(Beginning of INPUT DATA)
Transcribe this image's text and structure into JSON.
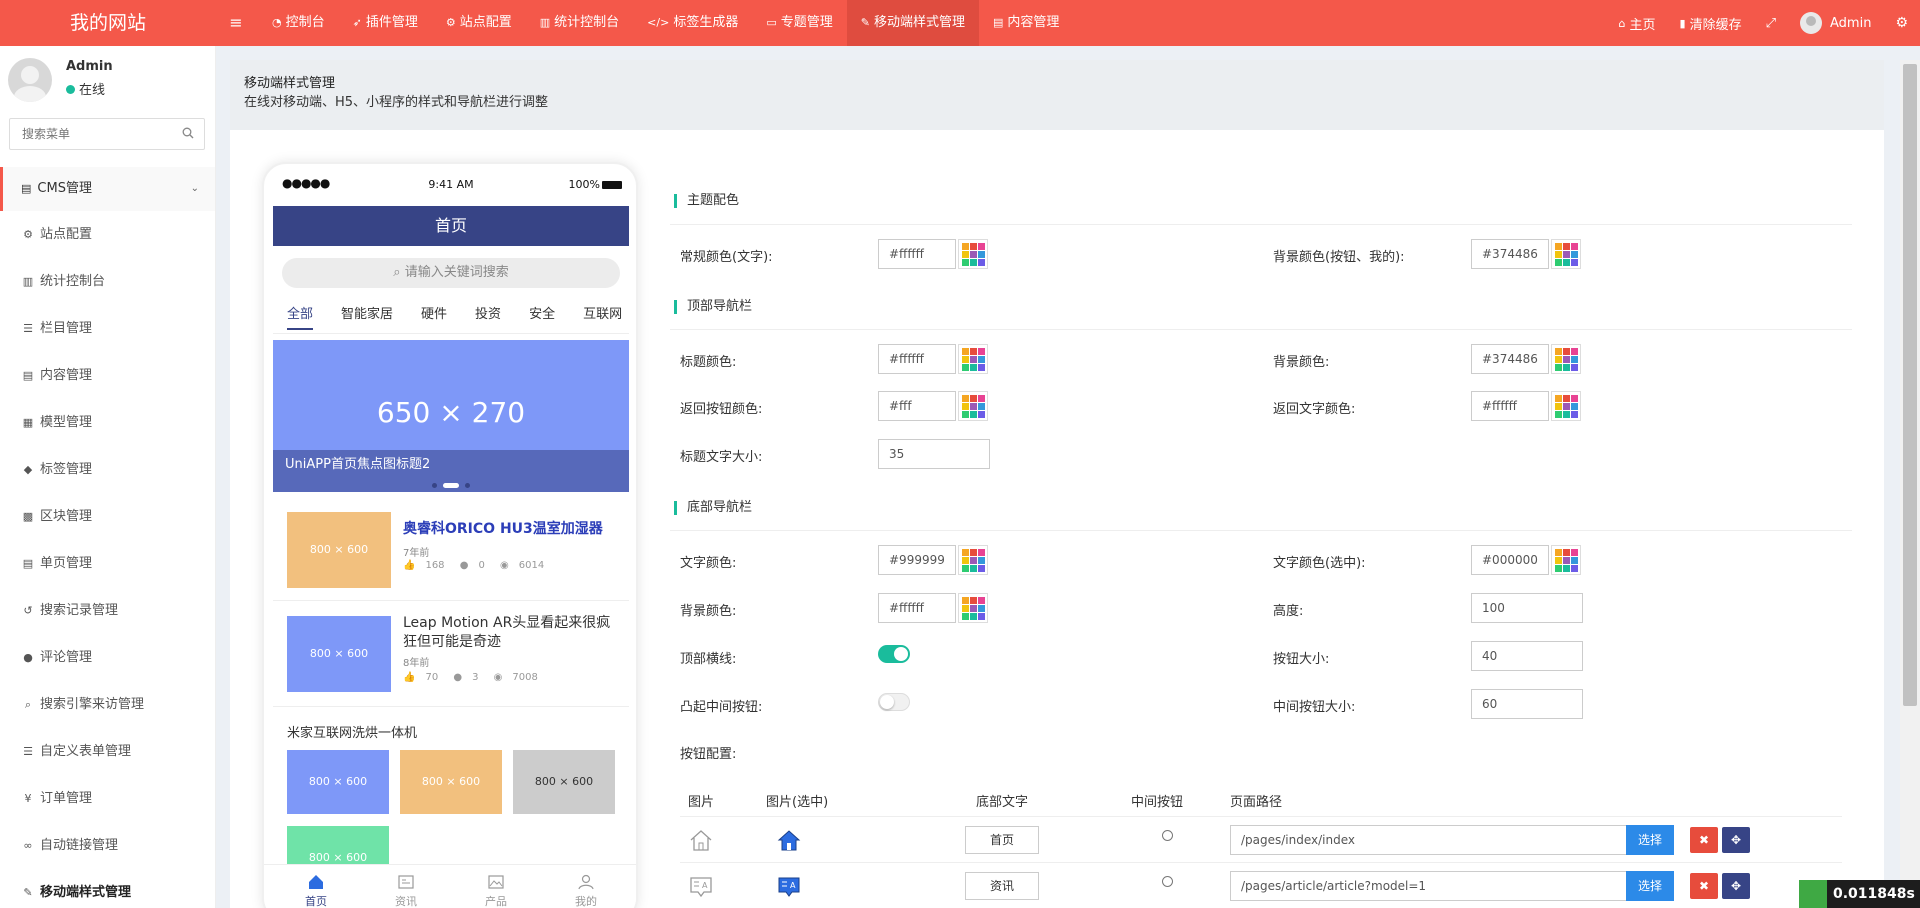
{
  "app": {
    "logo": "我的网站"
  },
  "topnav": {
    "tabs": [
      {
        "label": "控制台",
        "icon": "dashboard-icon"
      },
      {
        "label": "插件管理",
        "icon": "rocket-icon"
      },
      {
        "label": "站点配置",
        "icon": "gears-icon"
      },
      {
        "label": "统计控制台",
        "icon": "bar-chart-icon"
      },
      {
        "label": "标签生成器",
        "icon": "code-icon"
      },
      {
        "label": "专题管理",
        "icon": "card-icon"
      },
      {
        "label": "移动端样式管理",
        "icon": "magic-wand-icon"
      },
      {
        "label": "内容管理",
        "icon": "file-icon"
      }
    ],
    "home": "主页",
    "clear_cache": "清除缓存",
    "user": "Admin"
  },
  "sidebar": {
    "user_name": "Admin",
    "status": "在线",
    "search_placeholder": "搜索菜单",
    "group": "CMS管理",
    "items": [
      {
        "label": "站点配置",
        "glyph": "⚙"
      },
      {
        "label": "统计控制台",
        "glyph": "▥"
      },
      {
        "label": "栏目管理",
        "glyph": "☰"
      },
      {
        "label": "内容管理",
        "glyph": "▤"
      },
      {
        "label": "模型管理",
        "glyph": "▦"
      },
      {
        "label": "标签管理",
        "glyph": "◆"
      },
      {
        "label": "区块管理",
        "glyph": "▩"
      },
      {
        "label": "单页管理",
        "glyph": "▤"
      },
      {
        "label": "搜索记录管理",
        "glyph": "↺"
      },
      {
        "label": "评论管理",
        "glyph": "●"
      },
      {
        "label": "搜索引擎来访管理",
        "glyph": "⌕"
      },
      {
        "label": "自定义表单管理",
        "glyph": "☰"
      },
      {
        "label": "订单管理",
        "glyph": "¥"
      },
      {
        "label": "自动链接管理",
        "glyph": "∞"
      },
      {
        "label": "移动端样式管理",
        "glyph": "✎"
      }
    ]
  },
  "header": {
    "title": "移动端样式管理",
    "desc": "在线对移动端、H5、小程序的样式和导航栏进行调整"
  },
  "phone": {
    "signal": "●●●●●",
    "time": "9:41 AM",
    "battery": "100%",
    "nav_title": "首页",
    "search_placeholder": "请输入关键词搜索",
    "tabs": [
      "全部",
      "智能家居",
      "硬件",
      "投资",
      "安全",
      "互联网"
    ],
    "banner": {
      "size": "650 × 270",
      "caption": "UniAPP首页焦点图标题2",
      "slides": 3,
      "current": 1
    },
    "articles": [
      {
        "title": "奥睿科ORICO HU3温室加湿器",
        "time": "7年前",
        "likes": "168",
        "comments": "0",
        "views": "6014",
        "thumb": "800 × 600",
        "thumb_color": "#f2c07e"
      },
      {
        "title": "Leap Motion AR头显看起来很疯狂但可能是奇迹",
        "time": "8年前",
        "likes": "70",
        "comments": "3",
        "views": "7008",
        "thumb": "800 × 600",
        "thumb_color": "#7e98f8"
      }
    ],
    "group_title": "米家互联网洗烘一体机",
    "grid": [
      {
        "label": "800 × 600",
        "color": "#7e98f8"
      },
      {
        "label": "800 × 600",
        "color": "#f2c07e"
      },
      {
        "label": "800 × 600",
        "color": "#cccccc"
      },
      {
        "label": "800 × 600",
        "color": "#6fe3a8"
      }
    ],
    "tabbar": [
      "首页",
      "资讯",
      "产品",
      "我的"
    ]
  },
  "form": {
    "theme": {
      "title": "主题配色",
      "text_color_label": "常规颜色(文字):",
      "text_color": "#ffffff",
      "bg_color_label": "背景颜色(按钮、我的):",
      "bg_color": "#374486"
    },
    "top_nav": {
      "title": "顶部导航栏",
      "title_color_label": "标题颜色:",
      "title_color": "#ffffff",
      "bg_color_label": "背景颜色:",
      "bg_color": "#374486",
      "back_btn_color_label": "返回按钮颜色:",
      "back_btn_color": "#fff",
      "back_text_color_label": "返回文字颜色:",
      "back_text_color": "#ffffff",
      "title_size_label": "标题文字大小:",
      "title_size": "35"
    },
    "bottom_nav": {
      "title": "底部导航栏",
      "text_color_label": "文字颜色:",
      "text_color": "#999999",
      "text_color_sel_label": "文字颜色(选中):",
      "text_color_sel": "#000000",
      "bg_color_label": "背景颜色:",
      "bg_color": "#ffffff",
      "height_label": "高度:",
      "height": "100",
      "top_line_label": "顶部横线:",
      "top_line": true,
      "btn_size_label": "按钮大小:",
      "btn_size": "40",
      "raised_mid_label": "凸起中间按钮:",
      "raised_mid": false,
      "mid_btn_size_label": "中间按钮大小:",
      "mid_btn_size": "60",
      "btn_config_label": "按钮配置:"
    },
    "table": {
      "headers": [
        "图片",
        "图片(选中)",
        "底部文字",
        "中间按钮",
        "页面路径"
      ],
      "select_label": "选择",
      "rows": [
        {
          "text": "首页",
          "path": "/pages/index/index",
          "icon": "home-icon"
        },
        {
          "text": "资讯",
          "path": "/pages/article/article?model=1",
          "icon": "article-icon"
        }
      ]
    }
  },
  "timer": "0.011848s",
  "colors": {
    "brand": "#f4584a",
    "theme": "#374486",
    "accent": "#1abc9c",
    "select": "#2c8ae8",
    "danger": "#e74c3c"
  }
}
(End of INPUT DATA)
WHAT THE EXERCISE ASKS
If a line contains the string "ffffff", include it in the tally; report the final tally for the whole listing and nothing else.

REPLY TO THE TASK
4